November 18, 2015 The Feast of the Dedication of the Basilicas of Saints Peter and Paul
So where was Catholic Europe in the middle of the 18th century? What had happened to this continent that transformed it from the heart of Catholic civilization to the seed ground of malevolence that has borne such evil fruit throughout the world?
A little historical perspective. In our own day writers and thinkers who follow the materialist post-colonialist ideology, usually from India or Latin America, often wonder how Europe, that little peninsula jutting out from Asia, came to be master of the world by the 19th and 20th centuries. And it is a fair question. How did it happen?
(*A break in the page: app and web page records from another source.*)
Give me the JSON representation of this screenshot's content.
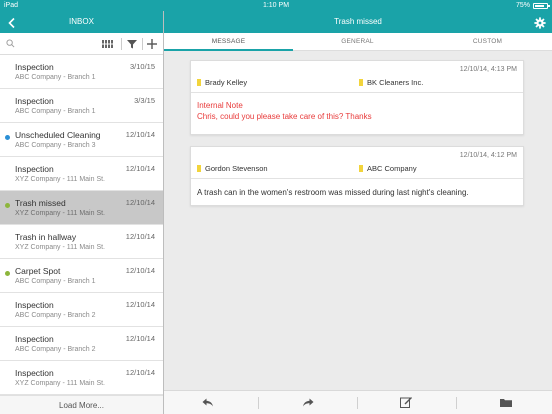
{
  "status_bar": {
    "carrier": "iPad",
    "time": "1:10 PM",
    "battery": "75%"
  },
  "left_nav": {
    "title": "INBOX"
  },
  "right_nav": {
    "title": "Trash missed"
  },
  "search": {
    "placeholder": ""
  },
  "inbox": {
    "items": [
      {
        "title": "Inspection",
        "subtitle": "ABC Company - Branch 1",
        "date": "3/10/15",
        "dot": ""
      },
      {
        "title": "Inspection",
        "subtitle": "ABC Company - Branch 1",
        "date": "3/3/15",
        "dot": ""
      },
      {
        "title": "Unscheduled Cleaning",
        "subtitle": "ABC Company - Branch 3",
        "date": "12/10/14",
        "dot": "#2a8fd6"
      },
      {
        "title": "Inspection",
        "subtitle": "XYZ Company - 111 Main St.",
        "date": "12/10/14",
        "dot": ""
      },
      {
        "title": "Trash missed",
        "subtitle": "XYZ Company - 111 Main St.",
        "date": "12/10/14",
        "dot": "#8db63c"
      },
      {
        "title": "Trash in hallway",
        "subtitle": "XYZ Company - 111 Main St.",
        "date": "12/10/14",
        "dot": ""
      },
      {
        "title": "Carpet Spot",
        "subtitle": "ABC Company - Branch 1",
        "date": "12/10/14",
        "dot": "#8db63c"
      },
      {
        "title": "Inspection",
        "subtitle": "ABC Company - Branch 2",
        "date": "12/10/14",
        "dot": ""
      },
      {
        "title": "Inspection",
        "subtitle": "ABC Company - Branch 2",
        "date": "12/10/14",
        "dot": ""
      },
      {
        "title": "Inspection",
        "subtitle": "XYZ Company - 111 Main St.",
        "date": "12/10/14",
        "dot": ""
      }
    ],
    "load_more": "Load More..."
  },
  "tabs": {
    "message": "MESSAGE",
    "general": "GENERAL",
    "custom": "CUSTOM"
  },
  "messages": [
    {
      "date": "12/10/14, 4:13 PM",
      "from": "Brady Kelley",
      "to": "BK Cleaners Inc.",
      "label": "Internal Note",
      "body": "Chris, could you please take care of this? Thanks"
    },
    {
      "date": "12/10/14, 4:12 PM",
      "from": "Gordon Stevenson",
      "to": "ABC Company",
      "body": "A trash can in the women's restroom was missed during last night's cleaning."
    }
  ],
  "colors": {
    "accent": "#1aa3a8",
    "dot_blue": "#2a8fd6",
    "dot_green": "#8db63c",
    "tag_yellow": "#f2d43c",
    "note_red": "#e83a3a"
  },
  "icons": {
    "back": "chevron-left-icon",
    "settings": "gear-icon",
    "search": "search-icon",
    "grid": "grid-icon",
    "filter": "filter-icon",
    "add": "plus-icon",
    "reply": "reply-icon",
    "forward": "forward-icon",
    "compose": "compose-icon",
    "folder": "folder-icon"
  }
}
The Catholic Church, and no other reason.
Because in truth Europe is nothing more than what they say it is: a little peninsula jutting out of Asia. In the days of the Roman Empire what we now call Europe was not the most important part of that empire. True the Empire was born in Italy, but the Middle East was the home of the ancient civilizations of Egypt and Babylon and Persia and the real wealth of the empire at its height came from the lands east of the Bosporus, which is why Diocletian and Constantine eventually transferred its capital to that place. What is now called Europe, the lands north of the Mediterranean Sea, was often neglected. And then that Empire fell apart.
The Western Roman Empire, the Latin speaking provinces, the bulk of which became what we now call Europe were inundated with barbarous tribes who had come off the vast plains of Asia. The Empire that had grown out of Italy was now gone. A remnant remained in Constantinople that still governed Greece, the Middle East, and Egypt, but that continent that would a millennium later come to dominate the entire globe and rule vast lands that the Romans had never even heard of was now destitute and on its knees.
But the Catholic Church remained. The miracle of Catholic civilization was created amidst the ruins of an ancient empire. Two centuries after that empire disintegrated the followers of Muhammad stormed out of the desert and ripped away the Middle East and North Africa and thus eliminated even until our own day the possibility of recreating that empire. But the Catholic Church remained.
The Catholic Church, and most especially the Church of Rome, is the light of Truth shining in the darkness of history. She gave those barbarous nations the thing they needed to build their lives around and as a result, slowly over the centuries navigating the shifting sands and tides of history, new nations were formed. France, Spain, Germany, Italy, Portugal, England, Scotland, Ireland were all born out of the cauldron of those times and they all owe their existence entirely to the Church of Rome, to the one, holy, catholic, and apostolic Church. They were formed by the Gospel of Jesus Christ proclaimed to them by the Successors of Saint Peter and to the extent they have remembered that salient fact of their national lives they have prospered, and to the extent they have forgotten it they have diminished.
These nations, once formed, were able to stem the flow of the barbarous tribes of Asia and to ward off and eventually push back the followers of Muhammad. Under the guidance of the Holy Father they provided the space necessary for the development of the theology of Saint Thomas Aquinas and the great religious orders of Saint Dominic and Saint Francis of Assisi during the early part of the second millennium. This would be the foundation of their expansion across the globe.
But after these nations were formed and given the fruits and benefits of Catholic civilization it was time for their trial. Their pride was tried with the discovery of new lands populated by weaker peoples containing vast material wealth at the close of the fifteenth century, and their resolve and their loyalty to the Church of Rome was tested by the rise of a mass movement of schismatic heretics armed with the printing press at the opening of the sixteenth century.
What had once been a unified Catholic civilization, Christendom as it was pleased to call itself, was now torn asunder. Large parts of Germany split off from Rome. England and Scotland entirely abandoned the Successor of Saint Peter and the Catholic princes who remained within the fold of the Holy Father were too distracted by their own increasing flows of material wealth and their own internal rivalries to seek to restore the unity of Christendom. This led to a century of internecine warfare on the continent finally culminating in the Thirty Years War which resulted in the scandalous policy of Cardinal Richelieu, chief minister of France the eldest daughter of the Church, allying with heretical princes to keep other Catholic powers at bay.
That war ended in 1648 with the states of Europe agreeing to live and let live. And as a result of that policy peace and prosperity seemed to be reigning over Europe by the beginning of the 18th century, but it was a false peace.
In the next post I will examine what the situation of the Catholic European powers was on the eve of the Suppression, particularly their attitude toward the Pope.
Go to Confession and then please pray three Hail Marys in honor of the Immaculate Heart of Mary.